Records for this exercise Start Marker

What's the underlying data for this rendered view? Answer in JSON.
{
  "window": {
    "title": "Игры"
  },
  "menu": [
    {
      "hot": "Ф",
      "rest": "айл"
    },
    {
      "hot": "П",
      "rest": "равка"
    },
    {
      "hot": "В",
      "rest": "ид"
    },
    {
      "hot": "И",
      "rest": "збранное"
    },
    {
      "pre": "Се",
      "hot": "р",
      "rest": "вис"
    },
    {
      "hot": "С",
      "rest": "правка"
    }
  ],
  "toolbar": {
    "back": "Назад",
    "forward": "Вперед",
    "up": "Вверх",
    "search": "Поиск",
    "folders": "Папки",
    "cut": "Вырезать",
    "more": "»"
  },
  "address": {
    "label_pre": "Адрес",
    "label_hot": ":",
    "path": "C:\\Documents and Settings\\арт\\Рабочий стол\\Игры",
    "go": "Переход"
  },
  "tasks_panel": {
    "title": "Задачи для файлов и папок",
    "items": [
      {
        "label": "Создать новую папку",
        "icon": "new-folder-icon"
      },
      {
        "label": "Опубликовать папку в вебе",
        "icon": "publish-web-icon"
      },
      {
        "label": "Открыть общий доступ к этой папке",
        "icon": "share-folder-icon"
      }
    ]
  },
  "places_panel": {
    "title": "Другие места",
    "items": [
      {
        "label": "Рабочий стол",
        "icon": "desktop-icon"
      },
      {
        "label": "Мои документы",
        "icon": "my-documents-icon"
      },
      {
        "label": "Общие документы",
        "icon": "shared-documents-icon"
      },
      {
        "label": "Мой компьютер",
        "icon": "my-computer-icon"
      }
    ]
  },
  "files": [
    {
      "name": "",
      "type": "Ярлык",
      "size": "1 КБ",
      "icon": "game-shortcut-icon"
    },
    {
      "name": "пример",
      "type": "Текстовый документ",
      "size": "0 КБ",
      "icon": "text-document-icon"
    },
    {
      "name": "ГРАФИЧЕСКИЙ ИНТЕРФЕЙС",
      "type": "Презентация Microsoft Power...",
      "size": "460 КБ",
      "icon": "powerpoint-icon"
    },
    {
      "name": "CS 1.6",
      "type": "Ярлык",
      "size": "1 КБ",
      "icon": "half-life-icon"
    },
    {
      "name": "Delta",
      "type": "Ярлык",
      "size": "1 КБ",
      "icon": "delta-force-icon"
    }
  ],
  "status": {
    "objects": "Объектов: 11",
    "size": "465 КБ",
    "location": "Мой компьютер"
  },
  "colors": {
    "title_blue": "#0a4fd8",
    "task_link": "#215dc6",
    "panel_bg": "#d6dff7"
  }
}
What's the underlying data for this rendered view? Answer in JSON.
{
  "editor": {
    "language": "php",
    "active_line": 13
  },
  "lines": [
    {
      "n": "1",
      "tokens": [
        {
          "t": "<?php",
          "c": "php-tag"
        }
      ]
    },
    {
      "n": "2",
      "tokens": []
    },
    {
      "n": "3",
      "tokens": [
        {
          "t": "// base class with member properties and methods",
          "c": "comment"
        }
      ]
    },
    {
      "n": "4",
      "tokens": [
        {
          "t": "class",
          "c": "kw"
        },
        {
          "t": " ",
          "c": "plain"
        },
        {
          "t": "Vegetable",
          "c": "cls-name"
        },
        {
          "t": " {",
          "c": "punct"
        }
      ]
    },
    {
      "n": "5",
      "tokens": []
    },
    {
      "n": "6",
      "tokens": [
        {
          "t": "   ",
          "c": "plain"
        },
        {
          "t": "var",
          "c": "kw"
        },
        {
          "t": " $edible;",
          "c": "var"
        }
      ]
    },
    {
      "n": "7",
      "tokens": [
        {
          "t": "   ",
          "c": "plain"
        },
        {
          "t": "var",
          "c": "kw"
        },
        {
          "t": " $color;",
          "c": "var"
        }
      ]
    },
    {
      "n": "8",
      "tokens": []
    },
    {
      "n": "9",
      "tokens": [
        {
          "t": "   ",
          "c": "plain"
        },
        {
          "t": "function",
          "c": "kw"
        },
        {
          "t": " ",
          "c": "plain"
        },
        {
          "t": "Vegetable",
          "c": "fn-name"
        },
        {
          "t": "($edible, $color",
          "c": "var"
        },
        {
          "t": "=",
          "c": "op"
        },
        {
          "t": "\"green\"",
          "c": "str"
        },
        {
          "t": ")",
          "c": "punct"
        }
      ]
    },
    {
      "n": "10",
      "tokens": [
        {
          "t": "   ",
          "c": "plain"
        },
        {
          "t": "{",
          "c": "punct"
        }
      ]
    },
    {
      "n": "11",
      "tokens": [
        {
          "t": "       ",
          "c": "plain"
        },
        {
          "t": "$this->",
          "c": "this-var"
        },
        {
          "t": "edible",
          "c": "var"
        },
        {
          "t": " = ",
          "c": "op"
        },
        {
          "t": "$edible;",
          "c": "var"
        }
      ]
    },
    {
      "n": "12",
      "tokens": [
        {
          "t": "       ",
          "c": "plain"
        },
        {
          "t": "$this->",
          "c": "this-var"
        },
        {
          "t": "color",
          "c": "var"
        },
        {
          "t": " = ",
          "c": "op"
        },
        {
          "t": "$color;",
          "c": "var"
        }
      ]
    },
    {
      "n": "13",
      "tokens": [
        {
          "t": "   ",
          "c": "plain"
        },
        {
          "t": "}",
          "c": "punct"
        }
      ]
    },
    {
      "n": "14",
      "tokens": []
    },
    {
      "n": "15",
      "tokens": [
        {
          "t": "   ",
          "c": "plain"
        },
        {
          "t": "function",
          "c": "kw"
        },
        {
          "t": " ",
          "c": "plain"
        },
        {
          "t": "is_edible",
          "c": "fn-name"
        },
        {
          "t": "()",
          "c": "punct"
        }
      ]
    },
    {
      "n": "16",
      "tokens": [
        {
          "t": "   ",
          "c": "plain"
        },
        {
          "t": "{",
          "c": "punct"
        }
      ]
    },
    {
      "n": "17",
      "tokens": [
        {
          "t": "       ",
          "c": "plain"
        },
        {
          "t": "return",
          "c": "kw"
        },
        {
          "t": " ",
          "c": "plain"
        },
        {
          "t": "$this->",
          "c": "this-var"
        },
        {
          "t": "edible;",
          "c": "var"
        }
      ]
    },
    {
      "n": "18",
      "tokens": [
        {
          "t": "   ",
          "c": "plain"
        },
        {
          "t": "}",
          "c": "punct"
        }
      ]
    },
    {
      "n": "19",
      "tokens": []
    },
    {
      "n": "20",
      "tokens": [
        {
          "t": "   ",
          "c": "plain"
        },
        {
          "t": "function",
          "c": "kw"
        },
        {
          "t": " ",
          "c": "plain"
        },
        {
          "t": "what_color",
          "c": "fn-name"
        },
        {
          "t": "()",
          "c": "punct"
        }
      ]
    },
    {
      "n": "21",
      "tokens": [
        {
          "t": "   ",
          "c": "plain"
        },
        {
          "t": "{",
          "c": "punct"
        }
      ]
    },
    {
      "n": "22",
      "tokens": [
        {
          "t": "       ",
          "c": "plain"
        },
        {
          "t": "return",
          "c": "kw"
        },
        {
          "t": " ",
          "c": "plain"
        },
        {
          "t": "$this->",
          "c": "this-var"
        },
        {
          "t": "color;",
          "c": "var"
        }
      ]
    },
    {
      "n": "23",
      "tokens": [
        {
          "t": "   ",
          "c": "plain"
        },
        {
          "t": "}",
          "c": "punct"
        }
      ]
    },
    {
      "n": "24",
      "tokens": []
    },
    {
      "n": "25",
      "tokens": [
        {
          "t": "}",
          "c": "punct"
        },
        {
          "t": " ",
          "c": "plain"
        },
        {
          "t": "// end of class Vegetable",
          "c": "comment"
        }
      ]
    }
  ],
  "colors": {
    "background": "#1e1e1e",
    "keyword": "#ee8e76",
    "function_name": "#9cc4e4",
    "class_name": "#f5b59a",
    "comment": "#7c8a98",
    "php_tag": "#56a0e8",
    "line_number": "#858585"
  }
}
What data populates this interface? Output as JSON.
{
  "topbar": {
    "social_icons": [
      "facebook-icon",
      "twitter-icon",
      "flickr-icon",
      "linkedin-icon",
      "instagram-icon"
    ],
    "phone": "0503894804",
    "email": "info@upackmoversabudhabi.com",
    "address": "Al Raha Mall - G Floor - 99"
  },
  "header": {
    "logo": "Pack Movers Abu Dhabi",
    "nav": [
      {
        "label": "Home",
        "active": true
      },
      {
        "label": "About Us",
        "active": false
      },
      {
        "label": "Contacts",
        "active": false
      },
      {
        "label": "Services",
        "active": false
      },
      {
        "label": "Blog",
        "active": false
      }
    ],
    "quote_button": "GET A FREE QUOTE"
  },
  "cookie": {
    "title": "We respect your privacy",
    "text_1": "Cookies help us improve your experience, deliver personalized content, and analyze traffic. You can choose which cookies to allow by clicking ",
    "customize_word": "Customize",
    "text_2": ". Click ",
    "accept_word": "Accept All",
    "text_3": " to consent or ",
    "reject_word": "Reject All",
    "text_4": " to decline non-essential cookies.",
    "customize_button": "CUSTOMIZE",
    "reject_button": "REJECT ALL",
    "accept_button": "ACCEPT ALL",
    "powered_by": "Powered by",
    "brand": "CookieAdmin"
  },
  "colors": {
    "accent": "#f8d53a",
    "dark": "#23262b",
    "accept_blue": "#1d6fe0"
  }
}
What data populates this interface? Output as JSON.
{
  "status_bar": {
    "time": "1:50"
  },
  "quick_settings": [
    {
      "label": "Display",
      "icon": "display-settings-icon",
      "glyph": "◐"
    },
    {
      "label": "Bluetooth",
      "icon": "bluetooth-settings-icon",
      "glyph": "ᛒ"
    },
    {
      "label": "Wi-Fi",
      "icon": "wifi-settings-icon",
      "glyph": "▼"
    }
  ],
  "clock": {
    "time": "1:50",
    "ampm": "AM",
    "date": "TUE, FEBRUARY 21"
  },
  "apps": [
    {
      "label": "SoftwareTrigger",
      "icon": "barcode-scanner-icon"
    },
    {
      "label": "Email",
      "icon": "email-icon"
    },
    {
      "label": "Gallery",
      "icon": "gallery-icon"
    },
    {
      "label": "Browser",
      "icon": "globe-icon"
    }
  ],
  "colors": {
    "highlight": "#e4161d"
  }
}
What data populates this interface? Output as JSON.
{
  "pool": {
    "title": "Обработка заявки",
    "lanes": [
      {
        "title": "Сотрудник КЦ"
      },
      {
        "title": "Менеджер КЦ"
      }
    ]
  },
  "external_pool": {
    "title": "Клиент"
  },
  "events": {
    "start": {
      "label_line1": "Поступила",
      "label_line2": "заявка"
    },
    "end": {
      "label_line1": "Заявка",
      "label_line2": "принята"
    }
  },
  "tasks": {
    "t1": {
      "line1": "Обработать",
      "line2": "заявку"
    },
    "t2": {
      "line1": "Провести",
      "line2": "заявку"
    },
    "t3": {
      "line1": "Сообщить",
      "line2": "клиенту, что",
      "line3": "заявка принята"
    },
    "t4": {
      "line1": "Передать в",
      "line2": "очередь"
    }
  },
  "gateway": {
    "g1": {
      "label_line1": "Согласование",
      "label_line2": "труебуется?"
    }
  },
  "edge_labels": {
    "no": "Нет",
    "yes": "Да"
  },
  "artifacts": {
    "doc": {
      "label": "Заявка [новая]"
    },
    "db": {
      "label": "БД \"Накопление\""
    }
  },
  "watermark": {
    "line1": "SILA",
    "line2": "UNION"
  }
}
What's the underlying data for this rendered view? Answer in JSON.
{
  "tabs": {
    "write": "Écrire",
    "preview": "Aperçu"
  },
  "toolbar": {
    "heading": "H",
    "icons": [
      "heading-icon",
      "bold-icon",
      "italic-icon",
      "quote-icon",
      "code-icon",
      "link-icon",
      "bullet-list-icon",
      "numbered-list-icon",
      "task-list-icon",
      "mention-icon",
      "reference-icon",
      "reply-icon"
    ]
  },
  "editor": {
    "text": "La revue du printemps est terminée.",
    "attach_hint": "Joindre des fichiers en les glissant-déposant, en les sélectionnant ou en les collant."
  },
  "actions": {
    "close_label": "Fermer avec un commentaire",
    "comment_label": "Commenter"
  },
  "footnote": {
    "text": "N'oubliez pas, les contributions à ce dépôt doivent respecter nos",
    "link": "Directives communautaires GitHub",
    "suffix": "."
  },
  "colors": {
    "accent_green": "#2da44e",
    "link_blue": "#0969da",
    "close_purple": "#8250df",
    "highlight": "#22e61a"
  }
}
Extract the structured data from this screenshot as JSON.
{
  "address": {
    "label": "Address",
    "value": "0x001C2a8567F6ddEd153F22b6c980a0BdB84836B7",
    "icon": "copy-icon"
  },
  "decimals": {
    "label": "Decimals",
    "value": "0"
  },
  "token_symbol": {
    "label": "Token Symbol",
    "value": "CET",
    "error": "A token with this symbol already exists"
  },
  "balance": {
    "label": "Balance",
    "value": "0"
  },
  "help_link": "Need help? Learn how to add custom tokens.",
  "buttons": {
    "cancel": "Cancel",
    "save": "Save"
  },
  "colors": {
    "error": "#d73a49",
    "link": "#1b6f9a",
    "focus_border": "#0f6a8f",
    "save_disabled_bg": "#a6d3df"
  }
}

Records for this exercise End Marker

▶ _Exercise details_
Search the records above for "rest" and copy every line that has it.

▶ _Expected output_
      "rest": "айл"
      "rest": "равка"
      "rest": "ид"
      "rest": "збранное"
      "rest": "вис"
      "rest": "правка"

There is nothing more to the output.